“This old gem — my home town minor league field — was built on Armistice Day, on November 11, 1926 to memorialize World War I veterans. It smells old, it feels old, and it is packed with memories. I saw the Greensboro Hornets (NY Yankee affiliate) Matt Luke hit for the cycle, the only time I have witnessed one, as he became the first Greensboro Hornet in the franchise’s 15-year history to bat for the cycle, May 23, 1993. I was there with my mom and we took some great photos. His mom came up to us after the game and asked could we send her copies and of course we said YES! I also had the pleasure of meeting HOF 3rd baseman Brooks Robinson when he was visiting and signing autographs. I got to see the Famous Chicken and his antics.”
To date, I don’t think I’ve been to North Carolina. Heading to a historic stadium for a game of catch is the perfect opportunity. Chris is the genius behind the Twitter account The Skimmers (@TheSkimmers), which he started in 2011 as a way to share his love of vintage baseball.
“I have played music for most of my life and originally The Skimmers was the name of a band I was in with some friends. I thought the name kind of fit because of how you skim though Twitter. I bought a Charles Conlon book that got me hooked on these early baseball players and their history, the rich history of baseball. After a couple of years, I learned there were a bunch of us who loved this old stuff and I have developed some great friendships from Twitter.”
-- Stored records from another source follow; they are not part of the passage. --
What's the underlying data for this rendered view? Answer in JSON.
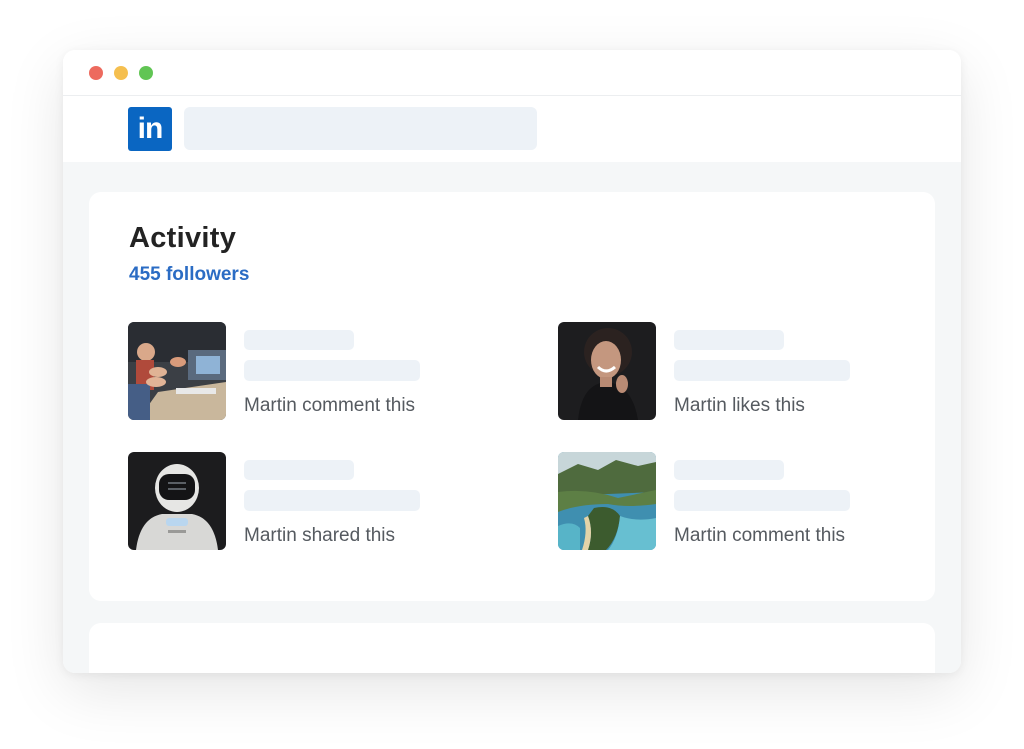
{
  "window": {
    "controls": [
      "close",
      "minimize",
      "maximize"
    ],
    "colors": {
      "close": "#ed6a5e",
      "minimize": "#f5bf4f",
      "maximize": "#61c554"
    }
  },
  "navbar": {
    "logo_text": "in",
    "logo_color": "#0a66c2"
  },
  "activity": {
    "title": "Activity",
    "followers": "455 followers",
    "accent_color": "#2b6cc4",
    "items": [
      {
        "text": "Martin comment this",
        "image": "office-meeting-photo"
      },
      {
        "text": "Martin likes this",
        "image": "smiling-woman-photo"
      },
      {
        "text": "Martin shared this",
        "image": "robot-photo"
      },
      {
        "text": "Martin comment this",
        "image": "island-aerial-photo"
      }
    ]
  }
}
Vintage baseball. Old stadium. And I couldn’t help but laugh when I saw Chris wearing a 1910s sun-collar wool baseball uniform, complete with tall socks. I was glad that I wore the same white wool, tall red socks uniform that I wore when filming The First Boys of Spring, reenacting a 1913 Spring Training game between the World Champion Boston Red Sox and Pittsburgh Pirates.
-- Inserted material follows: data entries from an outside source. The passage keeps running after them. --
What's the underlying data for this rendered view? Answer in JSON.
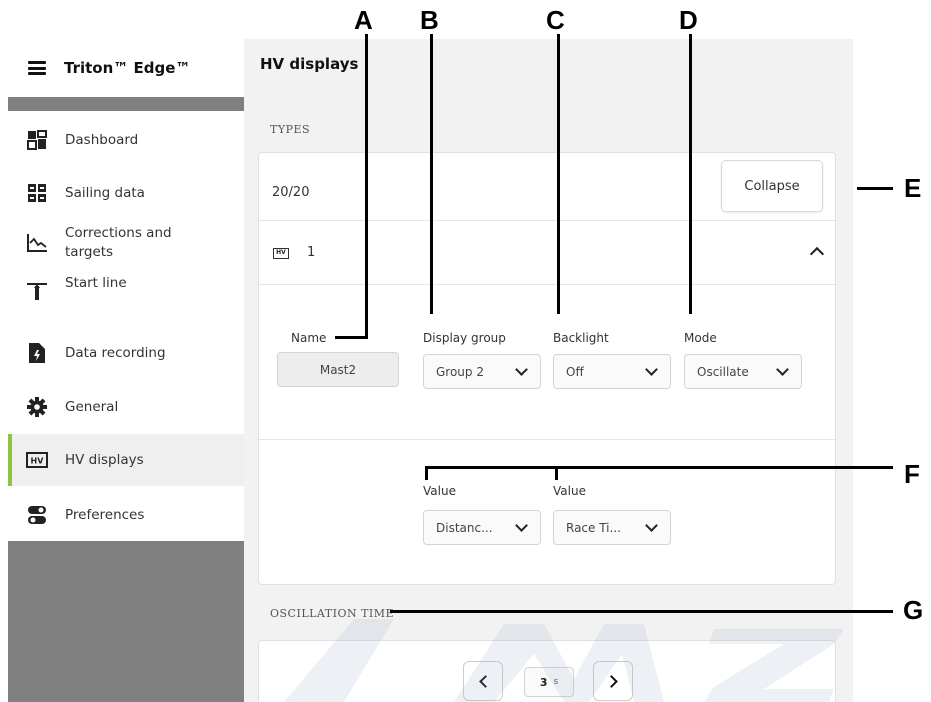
{
  "callouts": {
    "a": "A",
    "b": "B",
    "c": "C",
    "d": "D",
    "e": "E",
    "f": "F",
    "g": "G"
  },
  "app": {
    "title": "Triton™ Edge™",
    "menu_icon": "hamburger-menu-icon"
  },
  "sidebar": {
    "items": [
      {
        "label": "Dashboard",
        "icon": "dashboard-icon"
      },
      {
        "label": "Sailing data",
        "icon": "sailing-data-grid-icon"
      },
      {
        "label": "Corrections and targets",
        "icon": "corrections-graph-icon"
      },
      {
        "label": "Start line",
        "icon": "start-line-icon"
      },
      {
        "label": "Data recording",
        "icon": "data-recording-icon"
      },
      {
        "label": "General",
        "icon": "gear-icon"
      },
      {
        "label": "HV displays",
        "icon": "hv-display-icon",
        "active": true
      },
      {
        "label": "Preferences",
        "icon": "toggle-preferences-icon"
      }
    ],
    "accent_color": "#8cc63f"
  },
  "main": {
    "page_title": "HV displays",
    "types_label": "TYPES",
    "count": "20/20",
    "collapse_label": "Collapse",
    "item": {
      "badge": "HV",
      "number": "1"
    },
    "fields": {
      "name_label": "Name",
      "name_value": "Mast2",
      "display_group_label": "Display group",
      "display_group_value": "Group 2",
      "backlight_label": "Backlight",
      "backlight_value": "Off",
      "mode_label": "Mode",
      "mode_value": "Oscillate",
      "value1_label": "Value",
      "value1_value": "Distanc...",
      "value2_label": "Value",
      "value2_value": "Race Ti..."
    },
    "oscillation_label": "OSCILLATION TIME",
    "oscillation": {
      "value": "3",
      "unit": "s"
    }
  }
}
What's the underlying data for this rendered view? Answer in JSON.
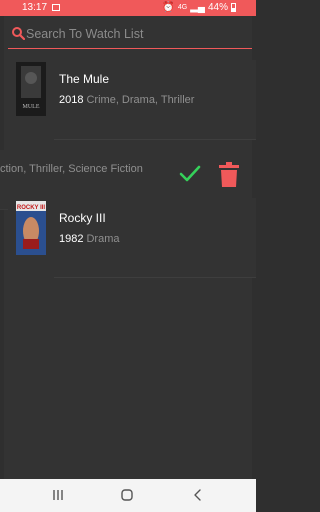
{
  "status_bar": {
    "time": "13:17",
    "network": "4G",
    "battery": "44%"
  },
  "search": {
    "placeholder": "Search To Watch List",
    "value": ""
  },
  "movies": [
    {
      "title": "The Mule",
      "year": "2018",
      "genres": "Crime, Drama, Thriller",
      "poster_text": "MULE"
    },
    {
      "title": "",
      "year": "",
      "genres": "ction, Thriller, Science Fiction",
      "poster_text": ""
    },
    {
      "title": "Rocky III",
      "year": "1982",
      "genres": "Drama",
      "poster_text": "ROCKY III"
    }
  ],
  "swipe_actions": {
    "mark_watched_icon": "check-icon",
    "delete_icon": "trash-icon",
    "check_color": "#35d15a",
    "delete_color": "#f0595a"
  },
  "colors": {
    "accent": "#f0595a",
    "background": "#333333"
  }
}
Game recognizes game.
And then I saw his glove.
“My Glove is a 1940’s Nokona Joff Cross model G-33. This is the glove that got me hooked on vintage baseball equipment. I love the look, the feel, and the quality that a made in the USA glove has. I got this glove from an auction and it came with a service tag. After a year of catch the leather stitching started to dry out and break. I reached out to the person on the tag to see if they could fix and re-lace it. Needless to say, that was Mr. Fred Lowman who emailed me back that he has been out of that business for a while, but he said send it any way. I received the glove back in game ready condition. He also included the tool I would need to re-lace it in the future and some Lanolin to keep it conditioned. I later found out it he was Brett Lowman’s dad who sells all kinds of vintage goodness This was my gateway glove as I now have some from the 1910’s all the way to the 1940’s.”
Brett (@playokantiques on Twitter)! He gave me my glove as part of Catch 365 to use when I went to the Field of Dreams movie site. Crazy small world! Good thing my old Wilson glove is in my baseball backpack.
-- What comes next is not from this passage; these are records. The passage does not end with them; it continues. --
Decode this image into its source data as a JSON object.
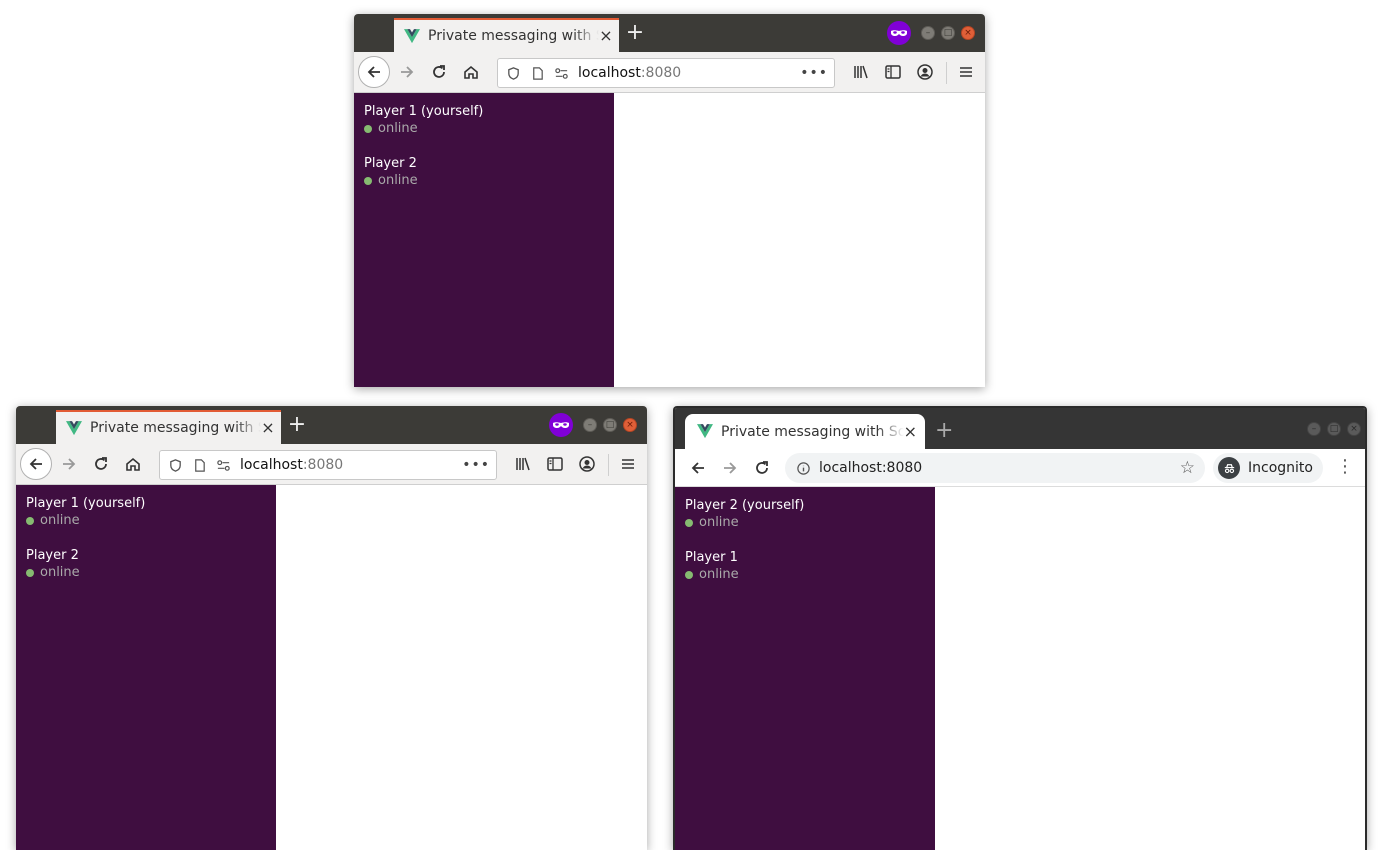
{
  "tab_title": "Private messaging with Socket.IO",
  "url": {
    "host": "localhost",
    "port": ":8080",
    "full": "localhost:8080"
  },
  "incognito_label": "Incognito",
  "colors": {
    "sidebar": "#3f0e40",
    "online": "#86bb71",
    "private_badge": "#8000d7",
    "close_button": "#e05f38"
  },
  "windows": [
    {
      "id": "firefox-private-top",
      "users": [
        {
          "name": "Player 1 (yourself)",
          "status": "online"
        },
        {
          "name": "Player 2",
          "status": "online"
        }
      ]
    },
    {
      "id": "firefox-private-bottom",
      "users": [
        {
          "name": "Player 1 (yourself)",
          "status": "online"
        },
        {
          "name": "Player 2",
          "status": "online"
        }
      ]
    },
    {
      "id": "chrome-incognito",
      "users": [
        {
          "name": "Player 2 (yourself)",
          "status": "online"
        },
        {
          "name": "Player 1",
          "status": "online"
        }
      ]
    }
  ]
}
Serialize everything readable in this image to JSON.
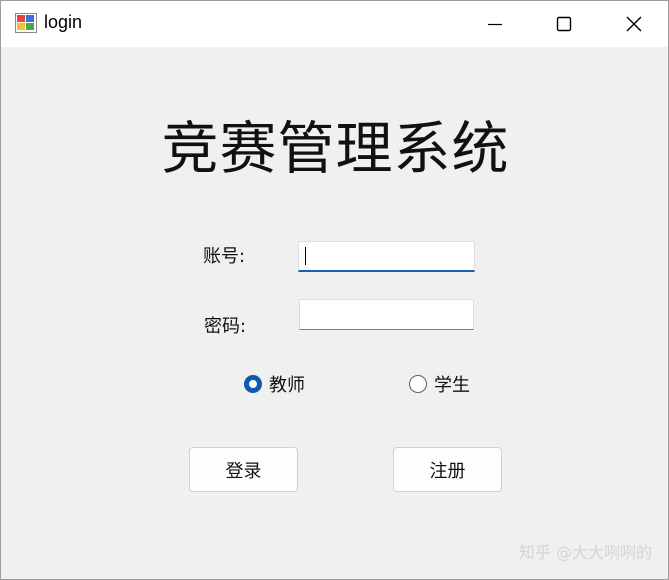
{
  "window": {
    "title": "login",
    "icons": {
      "app": "form-app-icon",
      "minimize": "minimize-icon",
      "maximize": "maximize-icon",
      "close": "close-icon"
    }
  },
  "form": {
    "heading": "竞赛管理系统",
    "account_label": "账号:",
    "account_value": "",
    "password_label": "密码:",
    "password_value": "",
    "role_options": [
      {
        "label": "教师",
        "checked": true
      },
      {
        "label": "学生",
        "checked": false
      }
    ],
    "login_button": "登录",
    "register_button": "注册"
  },
  "watermark": "知乎 @大大咧咧的",
  "colors": {
    "accent": "#0b5cad",
    "focus_underline": "#1a5fb4",
    "window_background": "#f0f0f0",
    "titlebar_background": "#ffffff"
  }
}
These are the perfect uniforms and the perfect gloves for this stadium.
Chris ran out toward second base and I stationed myself at first, warming up with grounders. We swapped stories of continuing to play ball as adults, comparing the Grip ‘N’ Rip League of southwest Missouri to North Carolina’s Triad Adult Baseball League.
“As a kid I dreamed of being a 3rd baseman but realized it takes a bit more to make a good throw from that corner, so I moved to 2nd base. I still play baseball in a local all wooden bat adult league at 2nd baseman and right field. 2019 season and playoff champs!”
His knuckleball puts mine to shame — “Two years ago, I jammed my middle finger and that really affected the knuckler, but I have rehabbed it back!” — and I loved his earliest baseball memory.
“Most of my love for baseball comes from my mom and grandmother. Each summer my mom’s work would take a bus trip to Fulton County Stadium in Atlanta to see the Braves. The Braves didn’t have much other than Dale Murphy, so we really went to see the visiting teams. My grandmother was a Chicago Cubs fan, so I heard Harry Carey’s voice in the background of my childhood.”
Chris asked if he could invite a friend to today’s catch, and I was happy to oblige.
But when Rube Waddell walked into the stadium, I was speechless. Waddell is a Hall of Fame southpaw whose career spanned 13 years. His last game was as a member of the St. Louis Browns in 1910. The off-season alligator wrestler entertained us with his stories of the origin of Bark at the Park days (Waddell LOVES puppies!), his days as a vaudeville actor, and the time he picked up a boiling stove and carried it outside a department store, saving dozens of lives.
Waddell spotted something shiny in the stands and quickly ran off the field. He was never seen nor heard from again. Before parting ways — I have to mow before the next round of rain — Chris and I exchanged gifts. I gave him a copy of America at the Seams, hoping he’d be entertained by the stories and art, as well as the remainder of the box of donuts. He presented me with a Catch 365 watercolor.**
I walked back through the wormhole thoroughly satisfied after another game of quarantine catch.
**See more of Chris’ art on Instagram (@danriverrambler)!